--- Data shown Enclosed Below ---

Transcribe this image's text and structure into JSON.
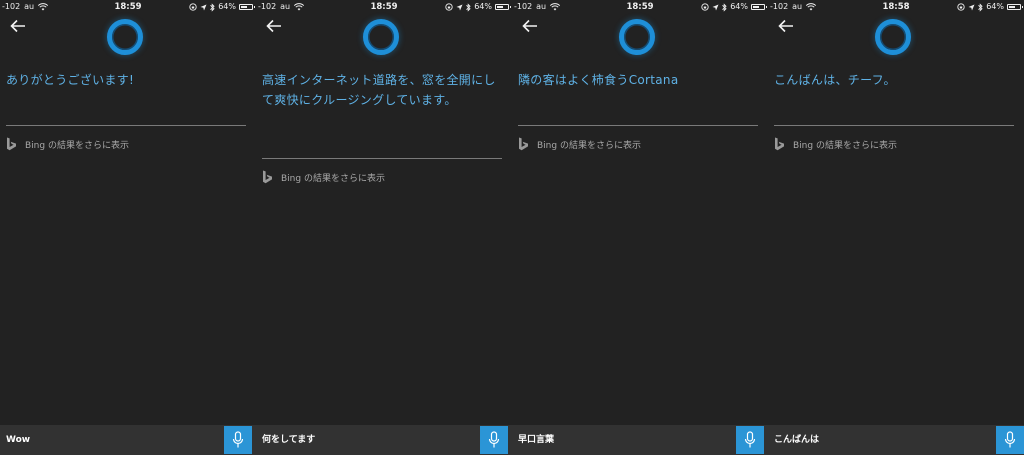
{
  "colors": {
    "background": "#222222",
    "accent": "#2b95d6",
    "response_text": "#5fb2e6",
    "input_bar": "#323232"
  },
  "bing_link_label": "Bing の結果をさらに表示",
  "screens": [
    {
      "status": {
        "signal": "-102",
        "carrier": "au",
        "time": "18:59",
        "battery": "64%",
        "battery_level": 0.64
      },
      "response": "ありがとうございます!",
      "query": "Wow"
    },
    {
      "status": {
        "signal": "-102",
        "carrier": "au",
        "time": "18:59",
        "battery": "64%",
        "battery_level": 0.64
      },
      "response": "高速インターネット道路を、窓を全開にして爽快にクルージングしています。",
      "query": "何をしてます"
    },
    {
      "status": {
        "signal": "-102",
        "carrier": "au",
        "time": "18:59",
        "battery": "64%",
        "battery_level": 0.64
      },
      "response": "隣の客はよく柿食うCortana",
      "query": "早口言葉"
    },
    {
      "status": {
        "signal": "-102",
        "carrier": "au",
        "time": "18:58",
        "battery": "64%",
        "battery_level": 0.64
      },
      "response": "こんばんは、チーフ。",
      "query": "こんばんは"
    }
  ]
}
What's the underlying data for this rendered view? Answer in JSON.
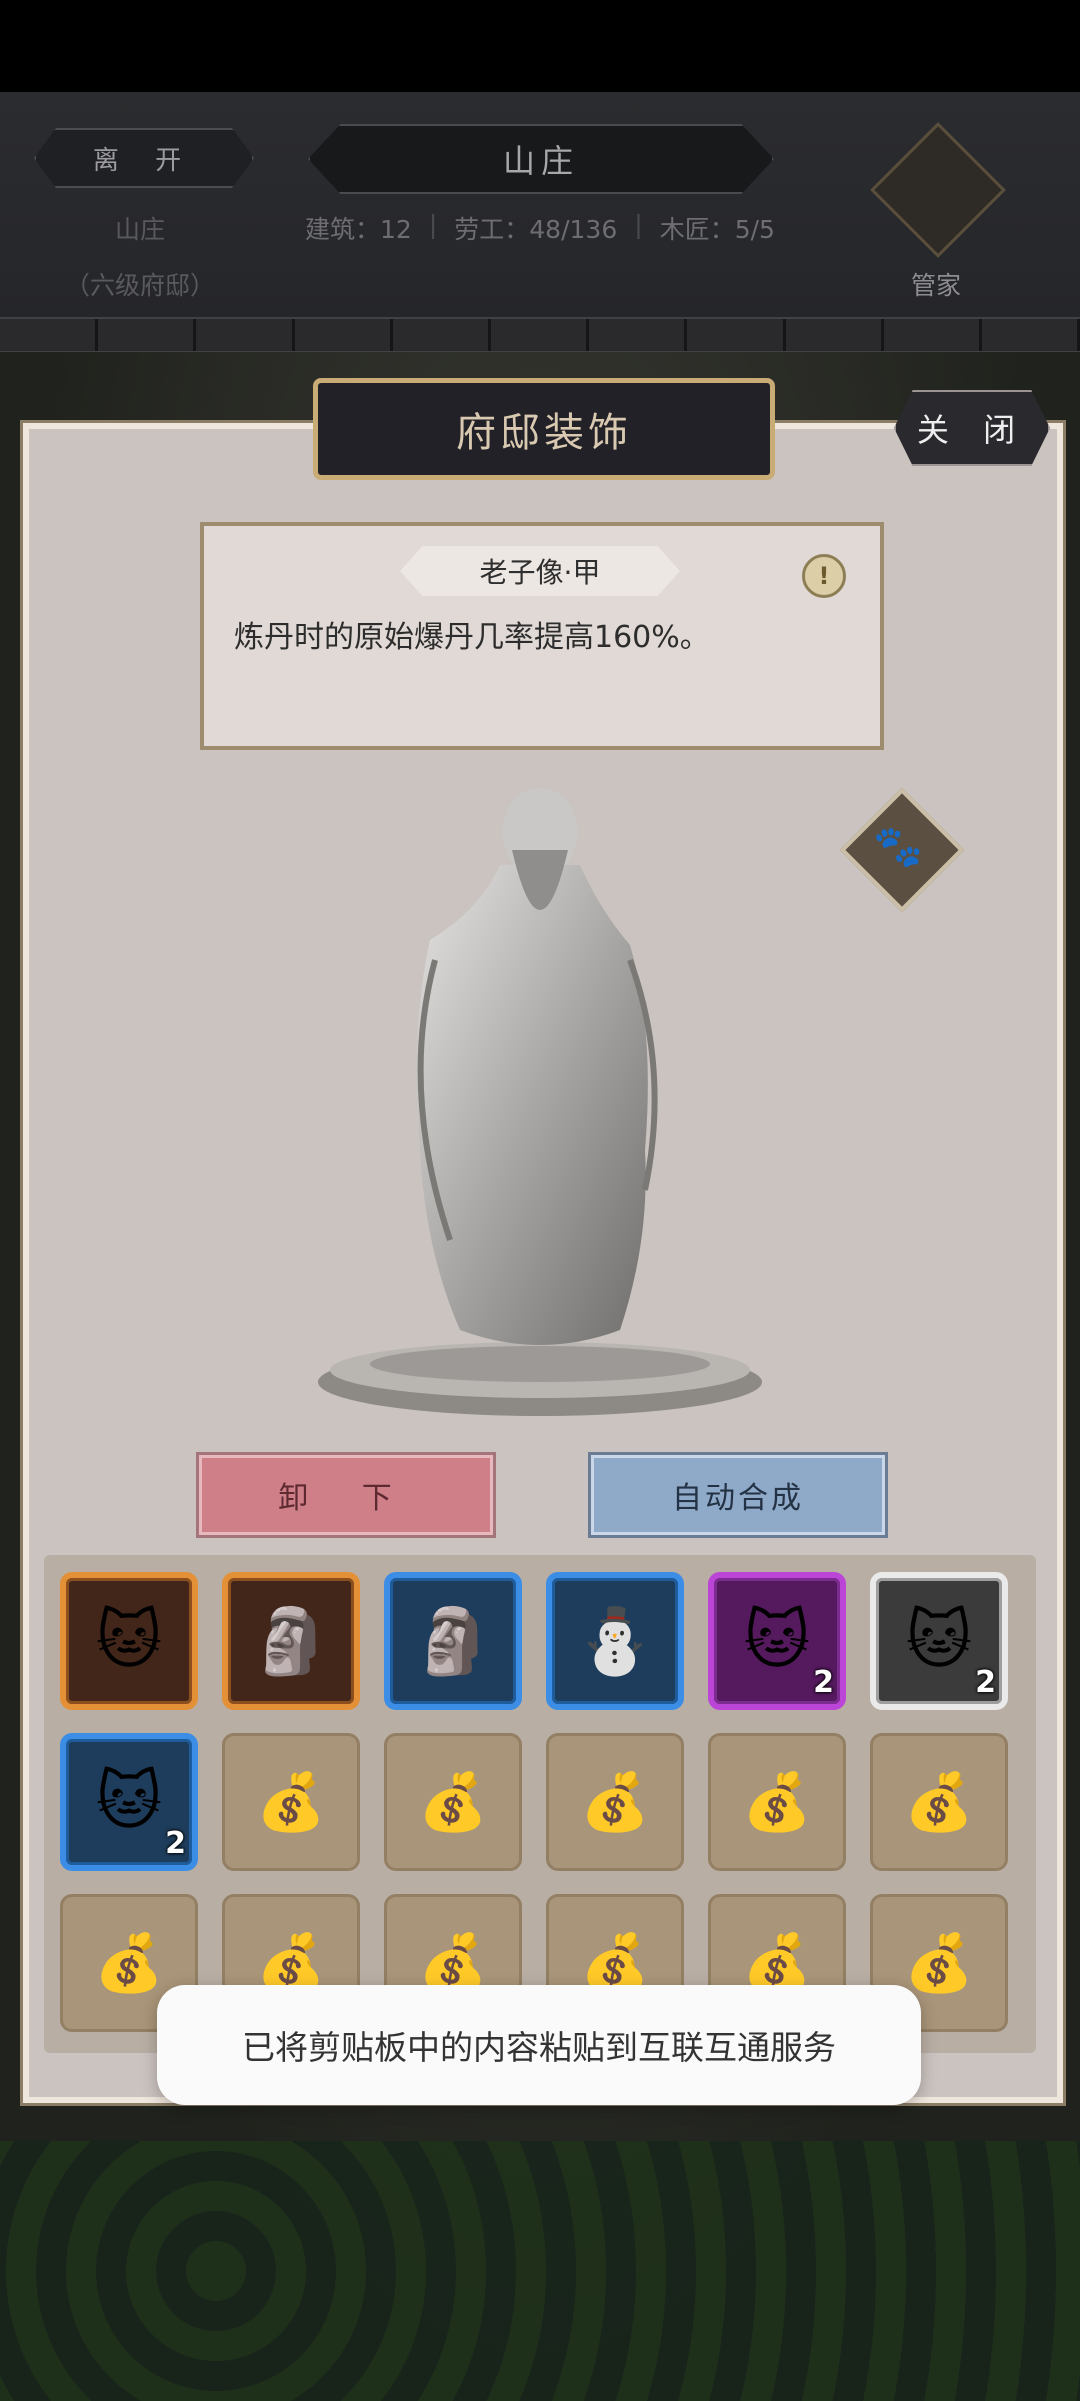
{
  "header": {
    "leave_label": "离 开",
    "estate_title": "山庄",
    "estate_name": "山庄",
    "estate_level": "（六级府邸）",
    "stats": {
      "buildings": "建筑：12",
      "labor": "劳工：48/136",
      "carpenters": "木匠：5/5"
    },
    "steward_label": "管家"
  },
  "panel": {
    "title": "府邸装饰",
    "close_label": "关 闭"
  },
  "item": {
    "name": "老子像·甲",
    "description": "炼丹时的原始爆丹几率提高160%。",
    "alert_symbol": "!"
  },
  "actions": {
    "unequip_label": "卸 下",
    "auto_merge_label": "自动合成"
  },
  "inventory": [
    {
      "icon": "lucky-cat-icon",
      "glyph": "🐱",
      "rarity": "orange",
      "count": ""
    },
    {
      "icon": "laozi-statue-icon",
      "glyph": "🗿",
      "rarity": "orange",
      "count": ""
    },
    {
      "icon": "statue-icon",
      "glyph": "🗿",
      "rarity": "blue",
      "count": ""
    },
    {
      "icon": "snowman-icon",
      "glyph": "⛄",
      "rarity": "blue",
      "count": ""
    },
    {
      "icon": "lucky-cat-icon",
      "glyph": "🐱",
      "rarity": "purple",
      "count": "2"
    },
    {
      "icon": "lucky-cat-icon",
      "glyph": "🐱",
      "rarity": "white",
      "count": "2"
    },
    {
      "icon": "lucky-cat-icon",
      "glyph": "🐱",
      "rarity": "blue",
      "count": "2"
    },
    {
      "icon": "money-bag-icon",
      "glyph": "💰",
      "rarity": "empty",
      "count": ""
    },
    {
      "icon": "money-bag-icon",
      "glyph": "💰",
      "rarity": "empty",
      "count": ""
    },
    {
      "icon": "money-bag-icon",
      "glyph": "💰",
      "rarity": "empty",
      "count": ""
    },
    {
      "icon": "money-bag-icon",
      "glyph": "💰",
      "rarity": "empty",
      "count": ""
    },
    {
      "icon": "money-bag-icon",
      "glyph": "💰",
      "rarity": "empty",
      "count": ""
    },
    {
      "icon": "money-bag-icon",
      "glyph": "💰",
      "rarity": "empty",
      "count": ""
    },
    {
      "icon": "money-bag-icon",
      "glyph": "💰",
      "rarity": "empty",
      "count": ""
    },
    {
      "icon": "money-bag-icon",
      "glyph": "💰",
      "rarity": "empty",
      "count": ""
    },
    {
      "icon": "money-bag-icon",
      "glyph": "💰",
      "rarity": "empty",
      "count": ""
    },
    {
      "icon": "money-bag-icon",
      "glyph": "💰",
      "rarity": "empty",
      "count": ""
    },
    {
      "icon": "money-bag-icon",
      "glyph": "💰",
      "rarity": "empty",
      "count": ""
    }
  ],
  "toast": {
    "message": "已将剪贴板中的内容粘贴到互联互通服务"
  },
  "colors": {
    "panel_bg": "#cbc3bf",
    "title_gold": "#c9ab76",
    "unequip_red": "#cf7f88",
    "auto_merge_blue": "#8fa9c8"
  }
}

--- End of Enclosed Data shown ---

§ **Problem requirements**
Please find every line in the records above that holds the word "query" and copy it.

§ **Exercise response**
      "query": "Wow"
      "query": "何をしてます"
      "query": "早口言葉"
      "query": "こんばんは"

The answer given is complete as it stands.